[Entries provided]

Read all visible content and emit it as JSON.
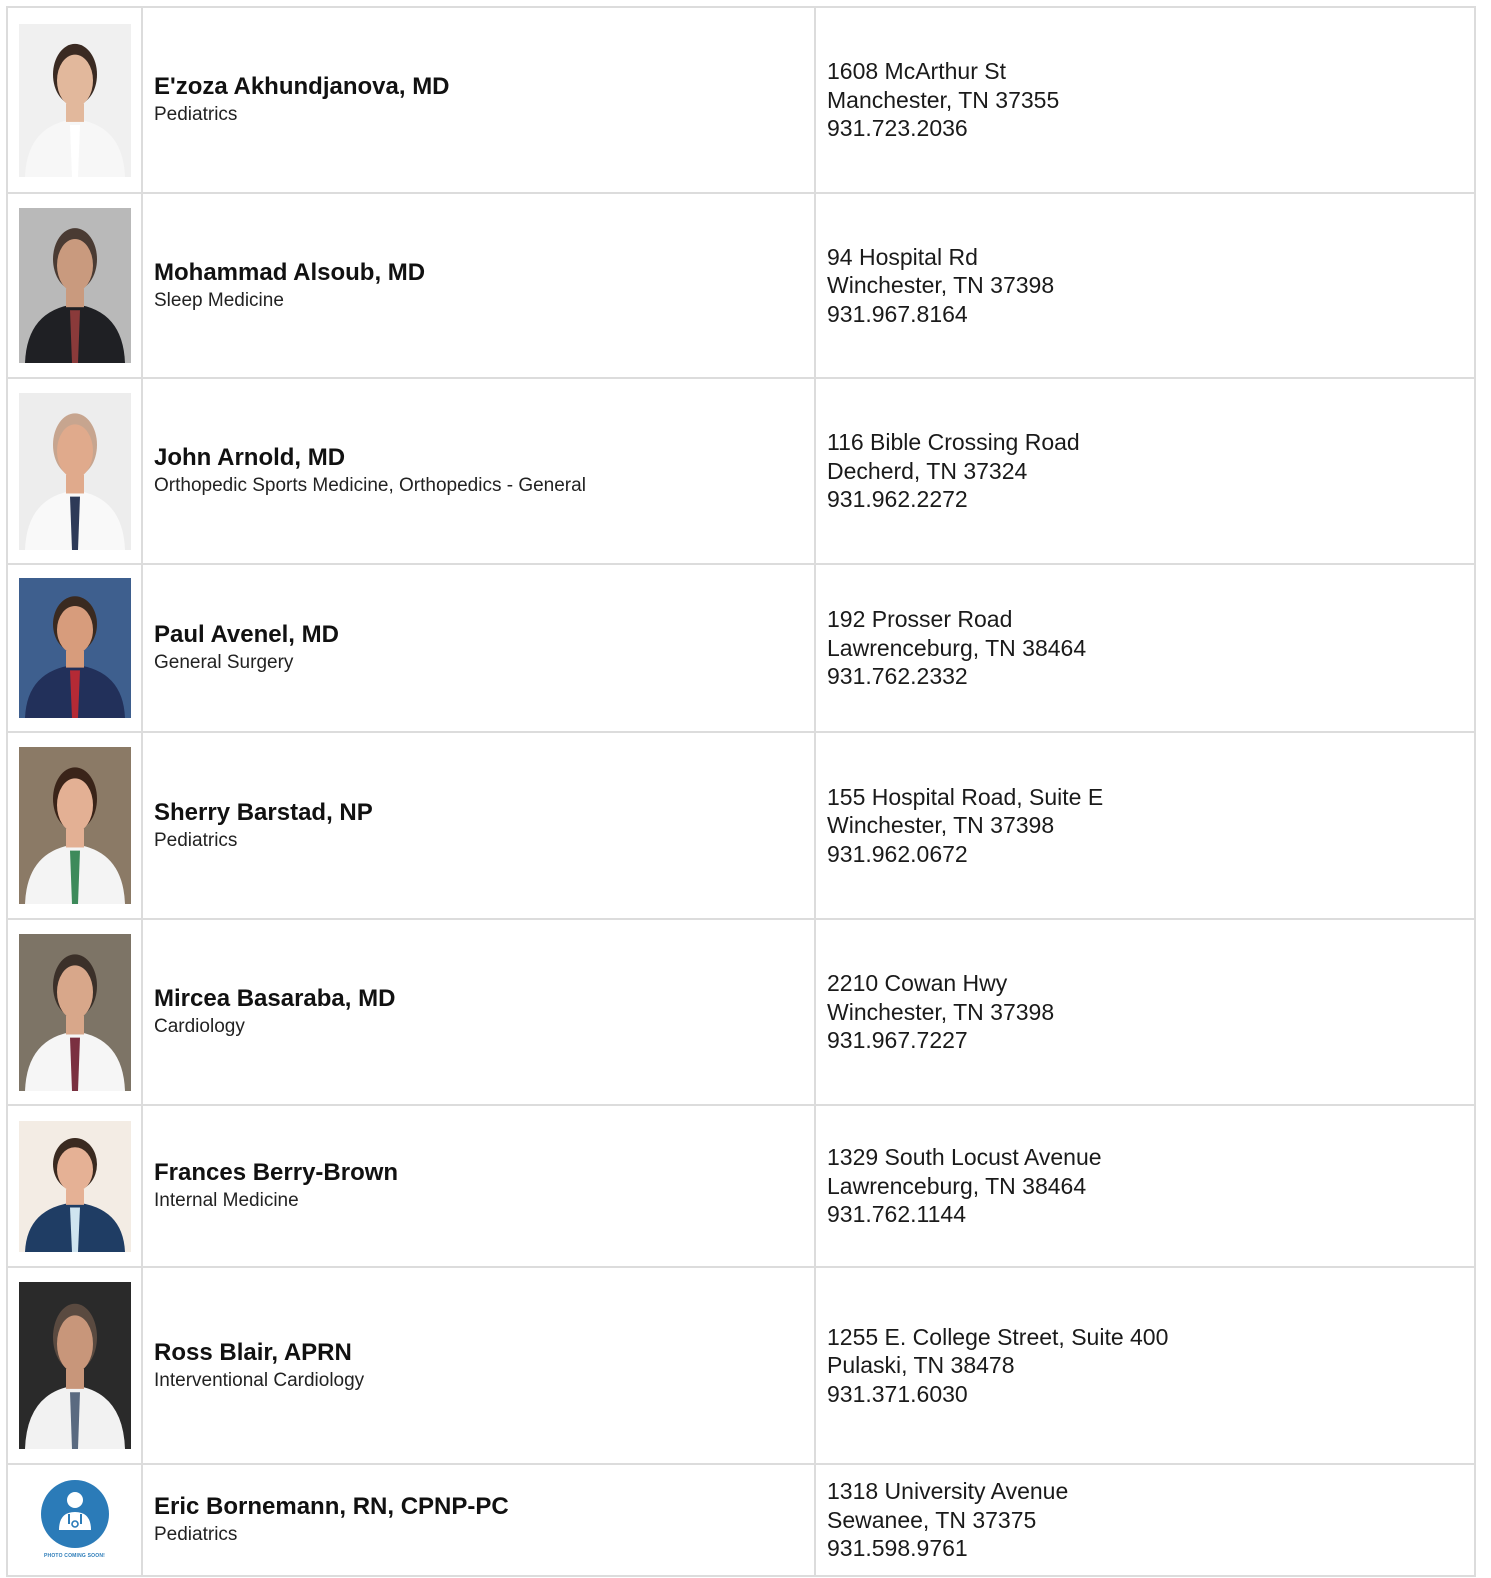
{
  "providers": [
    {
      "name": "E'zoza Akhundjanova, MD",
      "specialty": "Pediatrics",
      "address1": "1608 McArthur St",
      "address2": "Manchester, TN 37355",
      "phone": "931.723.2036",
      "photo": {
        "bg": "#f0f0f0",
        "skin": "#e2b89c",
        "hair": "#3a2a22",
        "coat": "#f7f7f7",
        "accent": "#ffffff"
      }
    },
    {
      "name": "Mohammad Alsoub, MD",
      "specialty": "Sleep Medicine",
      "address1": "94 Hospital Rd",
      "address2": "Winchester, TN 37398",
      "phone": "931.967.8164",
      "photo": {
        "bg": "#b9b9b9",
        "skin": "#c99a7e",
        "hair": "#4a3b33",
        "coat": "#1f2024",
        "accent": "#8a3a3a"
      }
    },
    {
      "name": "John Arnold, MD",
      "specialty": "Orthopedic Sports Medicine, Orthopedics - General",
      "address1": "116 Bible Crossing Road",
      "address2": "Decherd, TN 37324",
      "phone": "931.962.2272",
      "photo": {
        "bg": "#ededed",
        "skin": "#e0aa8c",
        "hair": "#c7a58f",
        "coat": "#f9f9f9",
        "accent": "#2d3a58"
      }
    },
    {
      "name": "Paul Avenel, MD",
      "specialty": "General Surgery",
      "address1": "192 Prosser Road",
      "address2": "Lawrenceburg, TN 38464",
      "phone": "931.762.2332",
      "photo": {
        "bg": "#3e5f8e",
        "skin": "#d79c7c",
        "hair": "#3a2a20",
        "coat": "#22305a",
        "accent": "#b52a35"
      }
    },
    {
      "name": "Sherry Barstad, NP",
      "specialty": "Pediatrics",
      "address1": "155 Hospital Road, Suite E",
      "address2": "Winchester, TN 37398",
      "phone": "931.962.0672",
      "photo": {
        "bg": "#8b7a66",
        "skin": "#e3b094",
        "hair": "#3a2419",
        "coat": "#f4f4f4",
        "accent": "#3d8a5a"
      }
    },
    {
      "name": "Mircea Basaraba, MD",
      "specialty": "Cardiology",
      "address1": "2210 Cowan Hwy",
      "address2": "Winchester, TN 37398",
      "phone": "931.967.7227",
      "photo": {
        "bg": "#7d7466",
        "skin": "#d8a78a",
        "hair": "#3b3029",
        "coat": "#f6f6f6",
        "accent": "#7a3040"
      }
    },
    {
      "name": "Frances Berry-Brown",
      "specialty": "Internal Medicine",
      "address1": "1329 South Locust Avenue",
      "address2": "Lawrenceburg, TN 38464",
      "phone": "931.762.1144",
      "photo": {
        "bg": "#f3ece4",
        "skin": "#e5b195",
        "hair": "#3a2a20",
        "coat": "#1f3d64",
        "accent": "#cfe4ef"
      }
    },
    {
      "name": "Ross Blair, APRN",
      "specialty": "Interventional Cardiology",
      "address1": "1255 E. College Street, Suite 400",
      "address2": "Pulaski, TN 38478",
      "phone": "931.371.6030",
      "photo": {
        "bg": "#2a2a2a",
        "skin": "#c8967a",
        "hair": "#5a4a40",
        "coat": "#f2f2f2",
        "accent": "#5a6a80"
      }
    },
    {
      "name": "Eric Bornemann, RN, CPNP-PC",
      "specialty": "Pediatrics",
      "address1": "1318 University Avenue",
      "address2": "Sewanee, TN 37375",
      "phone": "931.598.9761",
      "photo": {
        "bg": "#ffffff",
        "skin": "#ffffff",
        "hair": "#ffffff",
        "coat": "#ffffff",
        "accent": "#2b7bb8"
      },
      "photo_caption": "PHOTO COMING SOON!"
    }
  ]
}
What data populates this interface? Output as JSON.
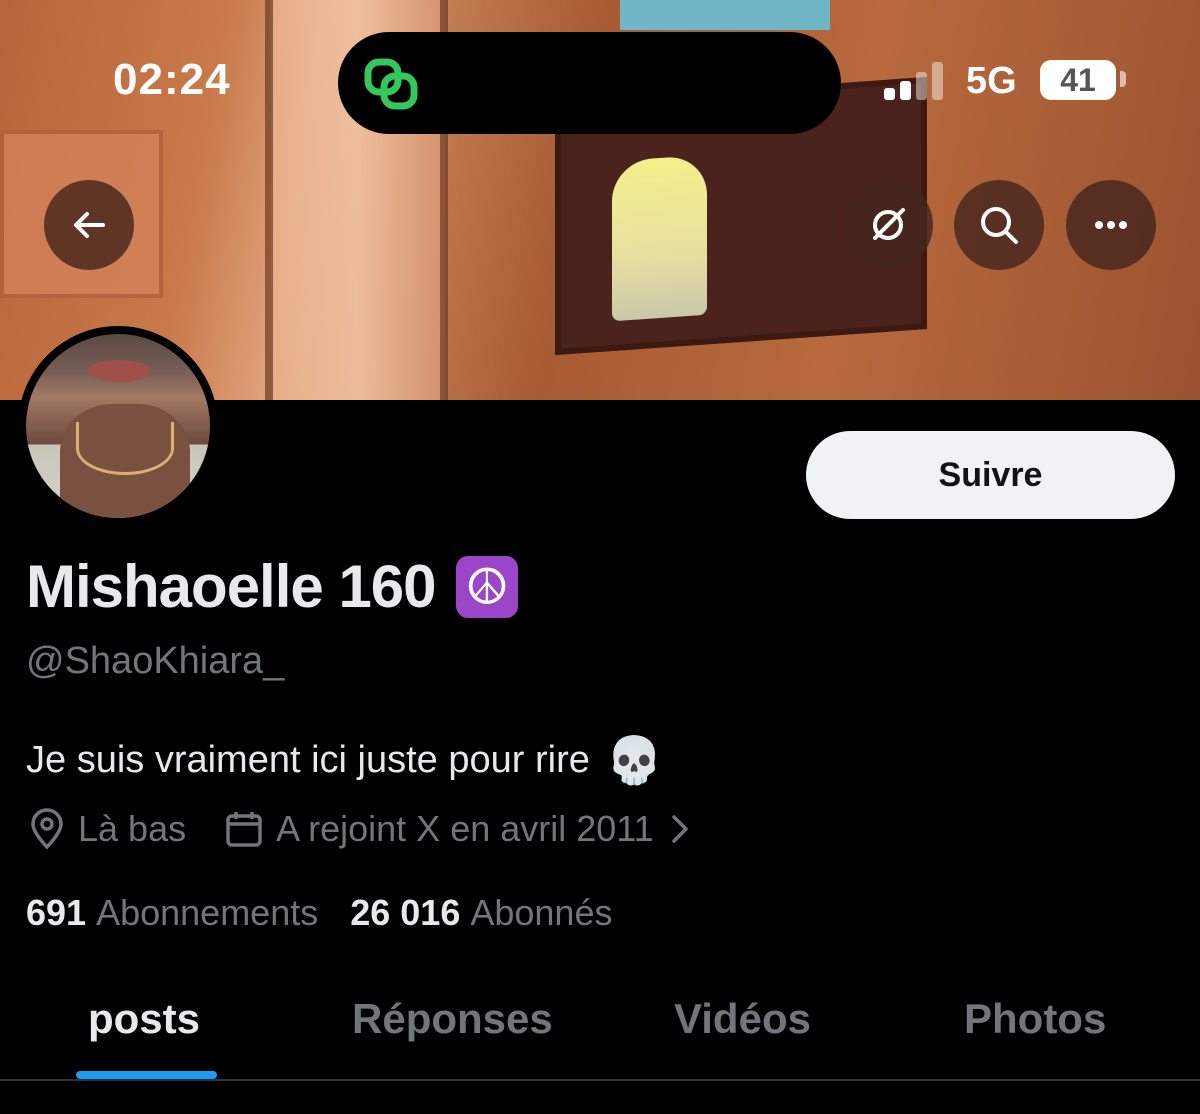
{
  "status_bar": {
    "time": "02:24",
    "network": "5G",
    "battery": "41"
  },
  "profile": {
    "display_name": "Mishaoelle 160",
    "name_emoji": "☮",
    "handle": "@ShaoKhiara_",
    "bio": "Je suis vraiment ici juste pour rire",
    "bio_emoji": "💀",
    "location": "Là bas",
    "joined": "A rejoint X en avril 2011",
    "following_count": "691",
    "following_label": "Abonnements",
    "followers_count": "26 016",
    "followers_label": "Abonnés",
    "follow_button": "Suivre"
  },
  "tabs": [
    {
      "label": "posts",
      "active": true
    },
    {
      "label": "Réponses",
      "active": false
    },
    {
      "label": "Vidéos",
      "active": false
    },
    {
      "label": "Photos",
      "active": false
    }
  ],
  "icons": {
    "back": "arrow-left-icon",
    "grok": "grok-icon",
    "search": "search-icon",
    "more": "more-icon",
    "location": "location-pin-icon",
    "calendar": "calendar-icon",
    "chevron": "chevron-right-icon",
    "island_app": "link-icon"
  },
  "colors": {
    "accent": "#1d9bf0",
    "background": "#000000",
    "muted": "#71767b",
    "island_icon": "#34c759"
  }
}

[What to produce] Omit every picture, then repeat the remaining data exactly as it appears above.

[Your solution]
Read all visible content and emit it as JSON.
{
  "providers": [
    {
      "name": "E'zoza Akhundjanova, MD",
      "specialty": "Pediatrics",
      "address1": "1608 McArthur St",
      "address2": "Manchester, TN 37355",
      "phone": "931.723.2036",
      "photo": {
        "bg": "#f0f0f0",
        "skin": "#e2b89c",
        "hair": "#3a2a22",
        "coat": "#f7f7f7",
        "accent": "#ffffff"
      }
    },
    {
      "name": "Mohammad Alsoub, MD",
      "specialty": "Sleep Medicine",
      "address1": "94 Hospital Rd",
      "address2": "Winchester, TN 37398",
      "phone": "931.967.8164",
      "photo": {
        "bg": "#b9b9b9",
        "skin": "#c99a7e",
        "hair": "#4a3b33",
        "coat": "#1f2024",
        "accent": "#8a3a3a"
      }
    },
    {
      "name": "John Arnold, MD",
      "specialty": "Orthopedic Sports Medicine, Orthopedics - General",
      "address1": "116 Bible Crossing Road",
      "address2": "Decherd, TN 37324",
      "phone": "931.962.2272",
      "photo": {
        "bg": "#ededed",
        "skin": "#e0aa8c",
        "hair": "#c7a58f",
        "coat": "#f9f9f9",
        "accent": "#2d3a58"
      }
    },
    {
      "name": "Paul Avenel, MD",
      "specialty": "General Surgery",
      "address1": "192 Prosser Road",
      "address2": "Lawrenceburg, TN 38464",
      "phone": "931.762.2332",
      "photo": {
        "bg": "#3e5f8e",
        "skin": "#d79c7c",
        "hair": "#3a2a20",
        "coat": "#22305a",
        "accent": "#b52a35"
      }
    },
    {
      "name": "Sherry Barstad, NP",
      "specialty": "Pediatrics",
      "address1": "155 Hospital Road, Suite E",
      "address2": "Winchester, TN 37398",
      "phone": "931.962.0672",
      "photo": {
        "bg": "#8b7a66",
        "skin": "#e3b094",
        "hair": "#3a2419",
        "coat": "#f4f4f4",
        "accent": "#3d8a5a"
      }
    },
    {
      "name": "Mircea Basaraba, MD",
      "specialty": "Cardiology",
      "address1": "2210 Cowan Hwy",
      "address2": "Winchester, TN 37398",
      "phone": "931.967.7227",
      "photo": {
        "bg": "#7d7466",
        "skin": "#d8a78a",
        "hair": "#3b3029",
        "coat": "#f6f6f6",
        "accent": "#7a3040"
      }
    },
    {
      "name": "Frances Berry-Brown",
      "specialty": "Internal Medicine",
      "address1": "1329 South Locust Avenue",
      "address2": "Lawrenceburg, TN 38464",
      "phone": "931.762.1144",
      "photo": {
        "bg": "#f3ece4",
        "skin": "#e5b195",
        "hair": "#3a2a20",
        "coat": "#1f3d64",
        "accent": "#cfe4ef"
      }
    },
    {
      "name": "Ross Blair, APRN",
      "specialty": "Interventional Cardiology",
      "address1": "1255 E. College Street, Suite 400",
      "address2": "Pulaski, TN 38478",
      "phone": "931.371.6030",
      "photo": {
        "bg": "#2a2a2a",
        "skin": "#c8967a",
        "hair": "#5a4a40",
        "coat": "#f2f2f2",
        "accent": "#5a6a80"
      }
    },
    {
      "name": "Eric Bornemann, RN, CPNP-PC",
      "specialty": "Pediatrics",
      "address1": "1318 University Avenue",
      "address2": "Sewanee, TN 37375",
      "phone": "931.598.9761",
      "photo": {
        "bg": "#ffffff",
        "skin": "#ffffff",
        "hair": "#ffffff",
        "coat": "#ffffff",
        "accent": "#2b7bb8"
      },
      "photo_caption": "PHOTO COMING SOON!"
    }
  ]
}
What data populates this interface? Output as JSON.
{
  "status_bar": {
    "time": "02:24",
    "network": "5G",
    "battery": "41"
  },
  "profile": {
    "display_name": "Mishaoelle 160",
    "name_emoji": "☮",
    "handle": "@ShaoKhiara_",
    "bio": "Je suis vraiment ici juste pour rire",
    "bio_emoji": "💀",
    "location": "Là bas",
    "joined": "A rejoint X en avril 2011",
    "following_count": "691",
    "following_label": "Abonnements",
    "followers_count": "26 016",
    "followers_label": "Abonnés",
    "follow_button": "Suivre"
  },
  "tabs": [
    {
      "label": "posts",
      "active": true
    },
    {
      "label": "Réponses",
      "active": false
    },
    {
      "label": "Vidéos",
      "active": false
    },
    {
      "label": "Photos",
      "active": false
    }
  ],
  "icons": {
    "back": "arrow-left-icon",
    "grok": "grok-icon",
    "search": "search-icon",
    "more": "more-icon",
    "location": "location-pin-icon",
    "calendar": "calendar-icon",
    "chevron": "chevron-right-icon",
    "island_app": "link-icon"
  },
  "colors": {
    "accent": "#1d9bf0",
    "background": "#000000",
    "muted": "#71767b",
    "island_icon": "#34c759"
  }
}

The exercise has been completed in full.